The work of Dr. Kon and the Extension Center is especially valuable in our area where apple growing is such an important industry to Western North Carolina. According to the North Carolina Apple Growers Association: “NC ranks seventh in apple production in the United States, has over 200 commercial apple operations comprised of 9,000 bearing acres of apple orchards, and produces up to 4 million bushels of apples in a given year. Apples are produced in four areas of the state around the Henderson, Haywood, Wilkes, and Cleveland [County] areas.”
An interview with Dr. Kon
Q: What is the biggest challenge facing apple growers?
A: One of the greatest challenges our growers face is a growing labor shortage. Apple production requires significant labor inputs throughout the growing season and there are uncertainties regarding reliable access to a legal workforce. As a result, more apple growers are adopting high density orchard systems that lend themselves to mechanization and automation.
Q: What do you mean by a high-density system?
A: It means planting a greater number apple trees per acre (about 800 to 1,200). What makes this possible is improved dwarfing rootstocks that have profound effects on tree growth and productivity. As part of a regional rootstock research project, we (Dr. Mike Parker and I) are evaluating the performance of over 30 apple rootstocks at the Mountain Horticultural Crops Research and Extension Center here and in Blairsville, Georgia.
Q: What are the benefits to growers?
A: Planting a greater number of trees per acre on dwarfing rootstocks results in greater yields in early years, less complex canopy architectures with improved light distribution, improved fruit quality, and improved land use efficiency. Those large, hulking apple trees that your grandfather grew were lovely, but needed 5 years or more before they produced a crop. Dwarf trees can produce a crop in two or three years, depending on the variety. For the apple grower, that means a much quicker return on the investment.
Q: What kind of investment are you talking about?
A: Establishment costs of high density orchards are relatively high due to tree number, tree support systems, and irrigation. These inputs can exceed $15,000 per acre. However, many of these costs can be recovered early in the life of the orchard, due to the higher value of early production and improved fruit quality.
Q: What kind of equipment is used in high density orchards?
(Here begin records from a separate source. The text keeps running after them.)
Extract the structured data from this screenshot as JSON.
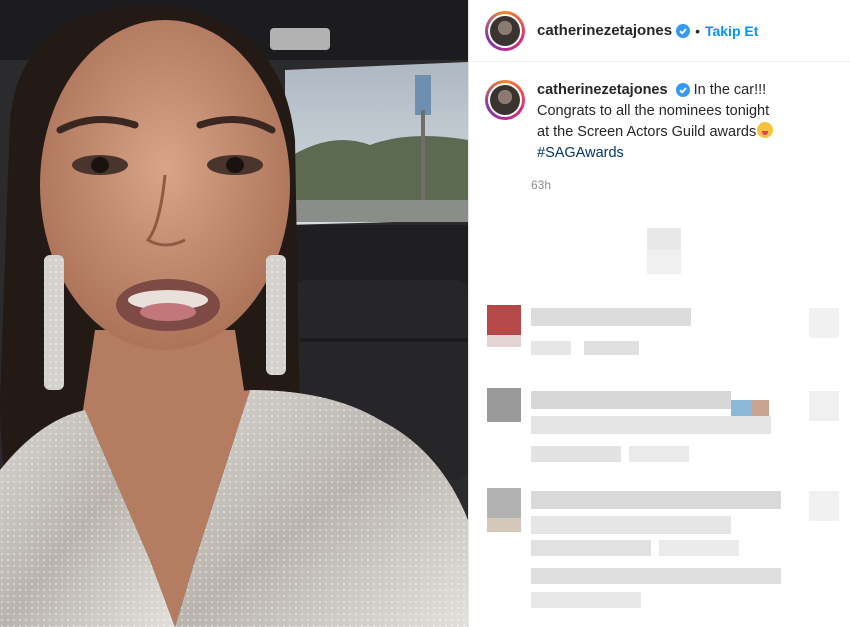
{
  "post": {
    "username": "catherinezetajones",
    "follow_label": "Takip Et",
    "separator": "•",
    "caption_line1": "In the car!!!",
    "caption_line2": "Congrats to all the nominees tonight",
    "caption_line3": "at the Screen Actors Guild awards",
    "hashtag": "#SAGAwards",
    "timestamp": "63h"
  },
  "colors": {
    "follow": "#0095f6",
    "hashtag": "#00376b",
    "verified": "#3897f0"
  }
}
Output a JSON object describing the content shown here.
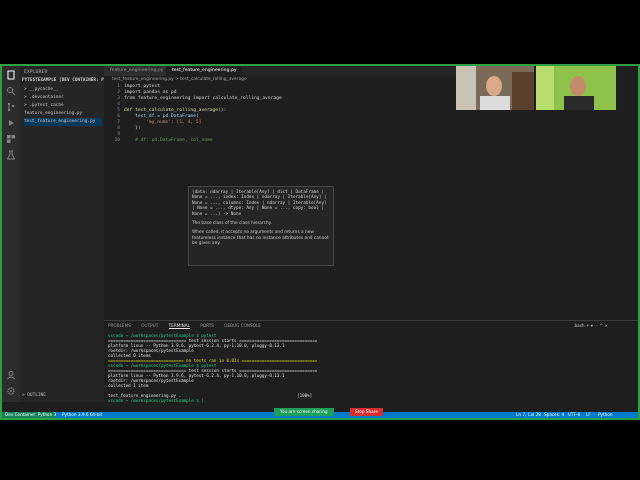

A: Until recently, the major innovation in apple harvest technology occurred when we switched from wooden to metal ladders. Ladders can be dangerous, particularly in an orchard where the ground is uneven. The adoption of high density orchard systems has resulted in the development of labor saving technologies, such as mobile labor platforms, that improve worker safety. Modern orchard systems are compatible with new technologies, reduced use of pesticides, and increased production.
To find out more about the work of Dr. Tom Kon and his team, visit the Mountain Horticultural Crops Research and Extension Center website throughout the year.
Article written by Janet Moore, Extension Master GardenerSM Volunteer.